Would you set down every entry again, exactly as written?

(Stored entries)

══════════════════════════════

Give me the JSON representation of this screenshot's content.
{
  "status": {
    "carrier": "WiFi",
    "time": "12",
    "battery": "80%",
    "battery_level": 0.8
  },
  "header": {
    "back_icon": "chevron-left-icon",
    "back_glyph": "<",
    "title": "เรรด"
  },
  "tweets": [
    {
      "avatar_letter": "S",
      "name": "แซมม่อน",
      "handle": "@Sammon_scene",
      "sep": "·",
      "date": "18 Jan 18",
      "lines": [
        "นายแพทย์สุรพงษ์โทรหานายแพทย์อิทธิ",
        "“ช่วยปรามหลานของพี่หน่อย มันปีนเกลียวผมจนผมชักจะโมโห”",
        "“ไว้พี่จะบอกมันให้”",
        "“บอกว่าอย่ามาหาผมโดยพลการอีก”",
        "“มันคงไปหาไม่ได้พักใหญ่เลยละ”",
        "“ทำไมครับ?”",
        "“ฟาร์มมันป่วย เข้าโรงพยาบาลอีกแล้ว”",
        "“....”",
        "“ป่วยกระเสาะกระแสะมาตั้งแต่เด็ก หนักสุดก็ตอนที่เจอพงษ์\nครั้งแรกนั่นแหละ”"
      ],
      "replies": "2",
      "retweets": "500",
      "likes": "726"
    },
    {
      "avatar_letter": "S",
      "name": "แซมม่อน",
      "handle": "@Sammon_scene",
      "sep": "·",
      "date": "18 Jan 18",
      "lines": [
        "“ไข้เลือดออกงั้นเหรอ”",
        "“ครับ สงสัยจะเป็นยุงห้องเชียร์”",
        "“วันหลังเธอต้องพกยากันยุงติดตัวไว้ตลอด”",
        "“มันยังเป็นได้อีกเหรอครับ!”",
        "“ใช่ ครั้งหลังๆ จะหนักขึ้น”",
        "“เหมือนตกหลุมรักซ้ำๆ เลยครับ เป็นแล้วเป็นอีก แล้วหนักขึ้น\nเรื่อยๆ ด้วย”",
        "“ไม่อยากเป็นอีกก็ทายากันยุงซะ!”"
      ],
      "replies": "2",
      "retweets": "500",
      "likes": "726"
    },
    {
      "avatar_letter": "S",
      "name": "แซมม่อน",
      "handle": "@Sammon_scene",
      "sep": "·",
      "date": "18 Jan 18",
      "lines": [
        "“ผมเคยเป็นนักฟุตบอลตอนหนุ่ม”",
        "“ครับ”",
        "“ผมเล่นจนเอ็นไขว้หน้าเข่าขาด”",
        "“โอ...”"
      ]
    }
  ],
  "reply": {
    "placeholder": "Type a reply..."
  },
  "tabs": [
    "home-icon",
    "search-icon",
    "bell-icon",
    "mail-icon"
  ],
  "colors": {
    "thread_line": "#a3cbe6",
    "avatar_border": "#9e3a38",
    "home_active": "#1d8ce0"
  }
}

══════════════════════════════

**Solution for this task**
Give me the JSON representation of this screenshot's content.
{
  "status": {
    "carrier": "WiFi",
    "time": "12",
    "battery": "80%",
    "battery_level": 0.8
  },
  "header": {
    "back_icon": "chevron-left-icon",
    "back_glyph": "<",
    "title": "เรรด"
  },
  "tweets": [
    {
      "avatar_letter": "S",
      "name": "แซมม่อน",
      "handle": "@Sammon_scene",
      "sep": "·",
      "date": "18 Jan 18",
      "lines": [
        "นายแพทย์สุรพงษ์โทรหานายแพทย์อิทธิ",
        "“ช่วยปรามหลานของพี่หน่อย มันปีนเกลียวผมจนผมชักจะโมโห”",
        "“ไว้พี่จะบอกมันให้”",
        "“บอกว่าอย่ามาหาผมโดยพลการอีก”",
        "“มันคงไปหาไม่ได้พักใหญ่เลยละ”",
        "“ทำไมครับ?”",
        "“ฟาร์มมันป่วย เข้าโรงพยาบาลอีกแล้ว”",
        "“....”",
        "“ป่วยกระเสาะกระแสะมาตั้งแต่เด็ก หนักสุดก็ตอนที่เจอพงษ์\nครั้งแรกนั่นแหละ”"
      ],
      "replies": "2",
      "retweets": "500",
      "likes": "726"
    },
    {
      "avatar_letter": "S",
      "name": "แซมม่อน",
      "handle": "@Sammon_scene",
      "sep": "·",
      "date": "18 Jan 18",
      "lines": [
        "“ไข้เลือดออกงั้นเหรอ”",
        "“ครับ สงสัยจะเป็นยุงห้องเชียร์”",
        "“วันหลังเธอต้องพกยากันยุงติดตัวไว้ตลอด”",
        "“มันยังเป็นได้อีกเหรอครับ!”",
        "“ใช่ ครั้งหลังๆ จะหนักขึ้น”",
        "“เหมือนตกหลุมรักซ้ำๆ เลยครับ เป็นแล้วเป็นอีก แล้วหนักขึ้น\nเรื่อยๆ ด้วย”",
        "“ไม่อยากเป็นอีกก็ทายากันยุงซะ!”"
      ],
      "replies": "2",
      "retweets": "500",
      "likes": "726"
    },
    {
      "avatar_letter": "S",
      "name": "แซมม่อน",
      "handle": "@Sammon_scene",
      "sep": "·",
      "date": "18 Jan 18",
      "lines": [
        "“ผมเคยเป็นนักฟุตบอลตอนหนุ่ม”",
        "“ครับ”",
        "“ผมเล่นจนเอ็นไขว้หน้าเข่าขาด”",
        "“โอ...”"
      ]
    }
  ],
  "reply": {
    "placeholder": "Type a reply..."
  },
  "tabs": [
    "home-icon",
    "search-icon",
    "bell-icon",
    "mail-icon"
  ],
  "colors": {
    "thread_line": "#a3cbe6",
    "avatar_border": "#9e3a38",
    "home_active": "#1d8ce0"
  }
}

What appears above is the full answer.